There is a reason that stories like this don’t circulate—almost everyone who records at Electric Lady does so with the stipulation of privacy. It is feasible to work in the studio for months at a time without anybody knowing. As I walk through the studio, looking at dry erase boards with only initials to identify the clients, I can’t entirely figure out who is working in the building that day. One of Foster’s favorites is in Studio A, an artist who helped bring the studio back, but he’s the only one I can guess correctly. A mystery figure is in Studio B and upstairs, an extremely famous woman from New York is working on the music for a remake of a Barbra Streisand movie. (That one took some light Googling, after I’d left.)
It is Foster’s seriousness that is the power of Electric Lady, and in this way, he is not unlike the studio’s founder. If the crowds came for the lighter fluid and flares, Hendrix came to create, filling his time on Earth with recording sessions and concerts. Foster, a deeply quiet man with tattoos and hair that almost qualifies as long, doesn’t book people who aren’t there to work.
“We had people here recently,” Foster said. “I mean, well-known people, but that’s not the point. They were rowdy, and it was disrespectful. After their first day, I let them know they wouldn’t becoming back. Don’t bring your nonsense here.”
Up on the top floor, one small studio belongs to one man, Tom Elmhirst, who has more or less booked the room permanently. He has won fifteen Grammys—including one for mixing Beck’s Morning Phase—and mixed Blonde, Masseduction, and Melodrama. Next to his control room is a studio with plenty of sunlight streaming in. It was here that Lorde and Jack Antonoff recordedMelodrama; the SNL performance featured an upright piano covered with candles that mimics the one in Electric Lady.
But it’s still Electric Lady and doesn’t feel uptight or professional, even if it is exceedingly professional. Right outside Elmhirst’s perch, a few doors are covered with magazine clippings from the ’60s, collaged together and permanently glued in place. Foster explained that the nudes and photojournalism and adverts were all taken from the collection of Daniel Blumenau, the artist who created the gatefold art for Stevie Wonder’s Music of My Mind, and who also decorated the bathrooms near Studio A in the basement.

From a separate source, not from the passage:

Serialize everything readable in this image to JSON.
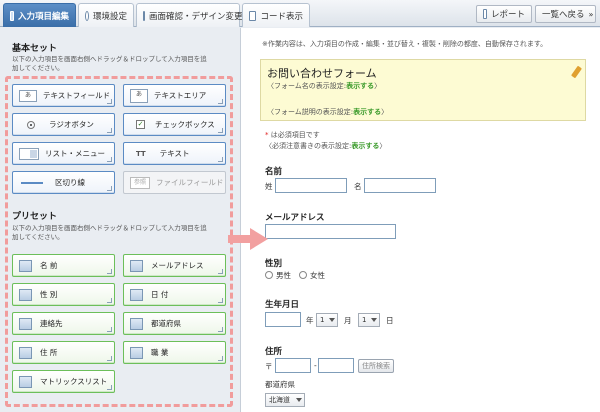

“After Daniel died in 2011, we pulled out some old boxes he’d left here. They were full of magazines from the late 1960s,” Foster said. “He had kept duplicate copies of each image he used to create his installations downstairs. So they sat there for a while and that didn’t seem right. He loved it here. So we took a little time out and decoupaged a few areas upstairs with his magazines. It’s not as good as his work, but I think he would have liked it.”Memory, work, love—these are the priorities at Electric Lady.
Before his death, Hendrix talked about finding a “universal language of music.” It isn’t much of a leap to think that this language is being spoken, right now, in his house.